NACSA has used ALEC (American Legislative Exchange Council) for a number of years to promote the authorizing boards legislation. They stated this fact openly on the NACSA web site until ALEC became so controversial politically that NACSA stopped acknowledging the connection.
The fact that NACSA was using ALEC to promote this legislation and that the legislation was intended to undermine local school boards and expand the number of charter schools are discussed in this Phili Inquirer article:
From the article:
“But the association also employs a Washington lobbying firm, primarily to push for more federal funds for charter-authorizing agencies."
And it works with the nonprofit American Legislative Exchange Council, founded in 1973 by a conservative political activist. The council gives corporations and think tanks access to its 2,000-plus state-legislator members. The groups are circulating legislation to remove control of charters from local school boards through creation of state charter-school commissions that would free school officials from "regulatory interference by other governmental agencies" - a position even some charter backers say could lead to corruption and more failing schools.”
ALEC is continuing to promote the multiple charter school authorizer idea:
“At the Dallas meeting, ALEC [American Legislative Exchange Council] also trumpeted the launch of a new charter school working group. Among the measures the group discussed:
A controversial measure proposed by Scott Walker in Wisconsin to create a statewide charter school authorizing board, bypassing local authority over charter schools, even as charters drain funds from local districts."
States with multiple authorizers have the worst performing charter schools. This chart shows which states have multiple authorizers and which models they use to authorize:
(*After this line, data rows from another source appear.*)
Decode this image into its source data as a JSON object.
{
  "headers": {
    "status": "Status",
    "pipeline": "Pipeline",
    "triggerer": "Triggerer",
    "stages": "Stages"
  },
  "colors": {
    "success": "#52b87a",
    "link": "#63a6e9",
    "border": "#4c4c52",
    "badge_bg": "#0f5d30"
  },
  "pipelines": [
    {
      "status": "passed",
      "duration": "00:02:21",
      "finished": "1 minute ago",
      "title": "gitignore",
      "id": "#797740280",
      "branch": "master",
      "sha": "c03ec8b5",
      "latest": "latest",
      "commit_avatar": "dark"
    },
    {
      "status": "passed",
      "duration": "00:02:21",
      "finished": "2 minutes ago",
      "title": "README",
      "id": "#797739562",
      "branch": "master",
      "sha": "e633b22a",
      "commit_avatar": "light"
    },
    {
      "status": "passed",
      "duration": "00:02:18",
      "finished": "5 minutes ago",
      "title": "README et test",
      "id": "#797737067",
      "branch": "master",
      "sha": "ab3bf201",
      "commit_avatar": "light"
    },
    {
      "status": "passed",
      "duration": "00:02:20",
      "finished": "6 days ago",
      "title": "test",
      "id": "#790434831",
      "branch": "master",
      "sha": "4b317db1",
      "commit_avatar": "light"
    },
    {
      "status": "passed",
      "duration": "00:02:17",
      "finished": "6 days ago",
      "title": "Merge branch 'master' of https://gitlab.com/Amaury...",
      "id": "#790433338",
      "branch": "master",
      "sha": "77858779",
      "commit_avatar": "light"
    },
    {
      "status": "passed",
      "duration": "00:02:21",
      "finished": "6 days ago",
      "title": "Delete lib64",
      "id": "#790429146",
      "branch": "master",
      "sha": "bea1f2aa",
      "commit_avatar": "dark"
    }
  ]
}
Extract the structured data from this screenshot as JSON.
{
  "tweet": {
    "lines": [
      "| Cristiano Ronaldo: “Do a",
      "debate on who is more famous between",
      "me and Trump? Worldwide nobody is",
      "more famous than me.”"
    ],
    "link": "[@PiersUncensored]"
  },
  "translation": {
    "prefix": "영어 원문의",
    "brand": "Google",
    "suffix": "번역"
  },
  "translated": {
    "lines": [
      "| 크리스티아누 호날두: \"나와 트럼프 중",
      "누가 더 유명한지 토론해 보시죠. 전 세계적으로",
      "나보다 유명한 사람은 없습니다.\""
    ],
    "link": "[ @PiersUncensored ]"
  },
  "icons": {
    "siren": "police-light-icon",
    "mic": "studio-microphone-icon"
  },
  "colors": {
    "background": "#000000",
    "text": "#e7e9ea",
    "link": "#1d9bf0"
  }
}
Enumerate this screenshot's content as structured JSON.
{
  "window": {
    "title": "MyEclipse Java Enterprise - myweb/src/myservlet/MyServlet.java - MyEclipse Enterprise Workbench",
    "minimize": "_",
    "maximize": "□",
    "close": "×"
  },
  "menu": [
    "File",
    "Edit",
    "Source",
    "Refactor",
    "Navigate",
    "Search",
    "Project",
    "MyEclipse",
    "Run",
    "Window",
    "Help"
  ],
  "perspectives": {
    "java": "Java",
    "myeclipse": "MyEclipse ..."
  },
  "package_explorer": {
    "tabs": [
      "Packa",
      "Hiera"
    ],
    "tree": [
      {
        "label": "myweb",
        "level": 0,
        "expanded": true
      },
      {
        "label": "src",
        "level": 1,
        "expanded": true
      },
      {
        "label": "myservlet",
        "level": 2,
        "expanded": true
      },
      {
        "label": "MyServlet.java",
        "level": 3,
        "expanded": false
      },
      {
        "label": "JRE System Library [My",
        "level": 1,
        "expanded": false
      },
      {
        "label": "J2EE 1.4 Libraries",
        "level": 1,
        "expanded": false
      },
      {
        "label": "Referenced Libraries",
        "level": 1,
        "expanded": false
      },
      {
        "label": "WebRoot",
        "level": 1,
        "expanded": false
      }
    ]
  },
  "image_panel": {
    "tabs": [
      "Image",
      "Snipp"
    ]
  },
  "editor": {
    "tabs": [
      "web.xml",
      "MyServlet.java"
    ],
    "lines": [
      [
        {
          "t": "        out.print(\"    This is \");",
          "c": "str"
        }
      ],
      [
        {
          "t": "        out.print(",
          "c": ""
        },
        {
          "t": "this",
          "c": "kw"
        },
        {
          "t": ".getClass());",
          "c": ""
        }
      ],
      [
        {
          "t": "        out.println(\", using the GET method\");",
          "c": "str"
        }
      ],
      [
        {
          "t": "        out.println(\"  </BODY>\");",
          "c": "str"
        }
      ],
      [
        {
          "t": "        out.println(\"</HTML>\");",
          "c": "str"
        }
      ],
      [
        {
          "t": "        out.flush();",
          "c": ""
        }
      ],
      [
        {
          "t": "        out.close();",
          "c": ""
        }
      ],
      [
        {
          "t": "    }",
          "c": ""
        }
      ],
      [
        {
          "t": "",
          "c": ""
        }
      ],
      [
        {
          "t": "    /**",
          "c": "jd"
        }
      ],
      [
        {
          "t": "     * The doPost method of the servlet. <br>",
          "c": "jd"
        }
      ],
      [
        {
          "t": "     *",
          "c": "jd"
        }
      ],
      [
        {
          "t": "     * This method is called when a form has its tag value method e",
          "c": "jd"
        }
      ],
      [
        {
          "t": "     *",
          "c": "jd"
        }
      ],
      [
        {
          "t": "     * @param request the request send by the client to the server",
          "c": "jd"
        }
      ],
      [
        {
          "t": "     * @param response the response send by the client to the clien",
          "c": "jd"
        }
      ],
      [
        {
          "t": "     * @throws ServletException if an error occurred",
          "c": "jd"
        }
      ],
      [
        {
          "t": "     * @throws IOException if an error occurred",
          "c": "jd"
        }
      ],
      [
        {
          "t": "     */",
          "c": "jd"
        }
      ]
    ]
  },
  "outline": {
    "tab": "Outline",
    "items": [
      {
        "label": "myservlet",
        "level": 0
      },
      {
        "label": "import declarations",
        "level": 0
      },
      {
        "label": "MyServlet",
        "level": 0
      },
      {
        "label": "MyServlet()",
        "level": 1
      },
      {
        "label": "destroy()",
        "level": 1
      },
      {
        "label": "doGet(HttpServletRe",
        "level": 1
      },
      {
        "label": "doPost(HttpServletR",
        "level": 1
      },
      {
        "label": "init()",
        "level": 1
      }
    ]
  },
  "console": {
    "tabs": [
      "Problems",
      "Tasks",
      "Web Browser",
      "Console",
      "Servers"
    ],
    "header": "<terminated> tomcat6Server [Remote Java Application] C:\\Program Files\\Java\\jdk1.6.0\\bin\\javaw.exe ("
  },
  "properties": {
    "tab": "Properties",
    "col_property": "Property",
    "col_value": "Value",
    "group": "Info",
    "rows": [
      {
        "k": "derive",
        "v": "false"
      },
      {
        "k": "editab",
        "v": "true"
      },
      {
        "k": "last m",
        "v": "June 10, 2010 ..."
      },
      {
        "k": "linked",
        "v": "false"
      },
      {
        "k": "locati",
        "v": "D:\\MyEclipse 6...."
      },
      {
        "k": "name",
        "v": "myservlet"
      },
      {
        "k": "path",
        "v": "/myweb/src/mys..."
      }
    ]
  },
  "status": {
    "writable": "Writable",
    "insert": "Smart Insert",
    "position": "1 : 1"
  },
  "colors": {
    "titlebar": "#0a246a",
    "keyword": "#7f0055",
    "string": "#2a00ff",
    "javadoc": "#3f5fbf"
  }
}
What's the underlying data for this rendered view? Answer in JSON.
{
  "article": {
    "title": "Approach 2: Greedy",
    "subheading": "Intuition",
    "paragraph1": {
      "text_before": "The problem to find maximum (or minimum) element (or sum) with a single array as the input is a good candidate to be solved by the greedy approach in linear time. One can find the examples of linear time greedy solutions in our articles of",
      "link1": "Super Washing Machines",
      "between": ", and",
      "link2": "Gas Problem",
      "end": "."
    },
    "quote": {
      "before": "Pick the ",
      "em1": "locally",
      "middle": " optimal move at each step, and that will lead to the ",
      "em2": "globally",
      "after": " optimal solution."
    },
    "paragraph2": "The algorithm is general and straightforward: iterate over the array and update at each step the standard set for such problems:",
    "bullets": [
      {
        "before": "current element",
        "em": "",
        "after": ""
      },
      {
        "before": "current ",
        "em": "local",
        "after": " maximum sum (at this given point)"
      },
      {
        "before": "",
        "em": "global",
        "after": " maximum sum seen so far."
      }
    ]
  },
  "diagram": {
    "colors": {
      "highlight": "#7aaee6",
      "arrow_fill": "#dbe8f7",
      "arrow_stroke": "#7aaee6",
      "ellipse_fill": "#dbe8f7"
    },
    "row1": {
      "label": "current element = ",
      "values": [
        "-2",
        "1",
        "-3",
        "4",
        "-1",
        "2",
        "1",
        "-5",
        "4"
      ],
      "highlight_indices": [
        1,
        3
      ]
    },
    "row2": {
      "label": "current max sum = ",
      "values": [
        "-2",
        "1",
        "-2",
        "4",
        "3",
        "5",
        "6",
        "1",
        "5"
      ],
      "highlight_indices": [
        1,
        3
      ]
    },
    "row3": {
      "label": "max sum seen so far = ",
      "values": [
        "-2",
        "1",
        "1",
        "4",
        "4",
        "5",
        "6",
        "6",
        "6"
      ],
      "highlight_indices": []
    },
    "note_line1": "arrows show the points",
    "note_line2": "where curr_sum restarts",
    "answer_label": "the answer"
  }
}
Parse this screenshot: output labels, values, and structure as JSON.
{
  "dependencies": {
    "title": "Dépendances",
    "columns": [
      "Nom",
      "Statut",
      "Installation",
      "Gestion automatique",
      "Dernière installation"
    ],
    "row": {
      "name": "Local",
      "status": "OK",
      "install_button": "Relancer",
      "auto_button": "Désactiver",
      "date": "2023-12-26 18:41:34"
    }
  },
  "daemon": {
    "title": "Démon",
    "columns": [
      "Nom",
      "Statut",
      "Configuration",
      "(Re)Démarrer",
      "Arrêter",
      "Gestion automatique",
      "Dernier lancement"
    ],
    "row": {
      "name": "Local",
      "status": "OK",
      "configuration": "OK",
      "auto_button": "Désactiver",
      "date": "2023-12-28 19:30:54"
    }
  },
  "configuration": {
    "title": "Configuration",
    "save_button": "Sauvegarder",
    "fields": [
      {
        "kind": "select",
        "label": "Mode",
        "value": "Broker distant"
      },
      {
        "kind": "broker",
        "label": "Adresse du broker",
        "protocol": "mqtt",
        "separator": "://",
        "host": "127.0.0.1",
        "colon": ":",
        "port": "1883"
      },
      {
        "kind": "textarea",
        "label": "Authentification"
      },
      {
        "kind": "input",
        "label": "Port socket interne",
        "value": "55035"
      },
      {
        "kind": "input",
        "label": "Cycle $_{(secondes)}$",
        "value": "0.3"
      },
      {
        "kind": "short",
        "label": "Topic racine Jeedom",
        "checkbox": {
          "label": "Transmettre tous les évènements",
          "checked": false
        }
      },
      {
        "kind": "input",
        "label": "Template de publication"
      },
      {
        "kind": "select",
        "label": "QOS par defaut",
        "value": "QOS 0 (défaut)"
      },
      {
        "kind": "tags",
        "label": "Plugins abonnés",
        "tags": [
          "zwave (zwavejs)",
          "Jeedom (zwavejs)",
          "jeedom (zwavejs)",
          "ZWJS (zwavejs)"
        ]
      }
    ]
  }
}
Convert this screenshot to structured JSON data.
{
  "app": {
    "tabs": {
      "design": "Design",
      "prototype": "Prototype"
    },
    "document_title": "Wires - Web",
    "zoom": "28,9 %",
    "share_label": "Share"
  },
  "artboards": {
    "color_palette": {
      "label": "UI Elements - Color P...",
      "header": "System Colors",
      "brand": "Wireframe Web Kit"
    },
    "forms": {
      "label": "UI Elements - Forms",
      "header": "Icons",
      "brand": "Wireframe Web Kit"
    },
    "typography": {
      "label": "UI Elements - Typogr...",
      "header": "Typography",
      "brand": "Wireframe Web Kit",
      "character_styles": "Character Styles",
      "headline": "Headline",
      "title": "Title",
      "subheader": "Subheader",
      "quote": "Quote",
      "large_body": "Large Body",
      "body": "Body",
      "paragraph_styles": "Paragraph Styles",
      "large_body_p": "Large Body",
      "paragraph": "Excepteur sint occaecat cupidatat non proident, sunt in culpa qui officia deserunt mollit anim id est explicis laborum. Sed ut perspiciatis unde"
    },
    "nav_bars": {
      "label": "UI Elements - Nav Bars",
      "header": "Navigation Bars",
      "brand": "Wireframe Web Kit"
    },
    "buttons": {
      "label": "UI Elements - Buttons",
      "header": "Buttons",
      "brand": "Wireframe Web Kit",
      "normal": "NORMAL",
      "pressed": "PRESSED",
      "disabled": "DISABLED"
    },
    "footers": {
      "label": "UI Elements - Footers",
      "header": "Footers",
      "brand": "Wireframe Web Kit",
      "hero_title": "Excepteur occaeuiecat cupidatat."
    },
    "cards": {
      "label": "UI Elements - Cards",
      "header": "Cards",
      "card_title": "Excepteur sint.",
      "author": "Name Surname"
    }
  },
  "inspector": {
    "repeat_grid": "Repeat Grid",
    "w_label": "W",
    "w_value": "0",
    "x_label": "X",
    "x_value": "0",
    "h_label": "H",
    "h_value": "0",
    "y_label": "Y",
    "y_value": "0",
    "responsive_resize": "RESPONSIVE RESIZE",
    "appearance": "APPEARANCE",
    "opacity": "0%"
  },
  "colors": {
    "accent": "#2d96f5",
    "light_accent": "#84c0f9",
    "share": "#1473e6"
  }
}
As the chart documents, states with the most authorizers are Louisiana, Arizona, Missouri, and Ohio. Each of those states has an abundance of low-quality charter schools and has experiences significant charter school scandals and abuses. The abuses are so extreme, that NACSA is now trying to rein in the number of authorizers in these states as the scandals are damaging the charter school brand.
Massachusetts, which has the highest performing charter schools, has only one authorizer. Just as in New Jersey, that authorizer is the Commission of Education.
The state Department of Education is the only entity with the information and other resources to perform the due diligence required for authorizing new charter schools. Local authorizers – such as Universities, nonprofit organizations, and charter authorizing boards – do not have the resources and are much more likely to be captured by special interests.
An optimal charter school approval process would combine the state Department of Education performing due diligence on charter applicants with a local approval requirement - via a popular vote or a local school board vote - so that local communities have the information they need to make informed decisions and the power to democratically make those decisions.
Julia Sass Rubin, PhD, is an Associate Professor at the Edward J Bloustein School of Planning and Public Policy at Rutgers University.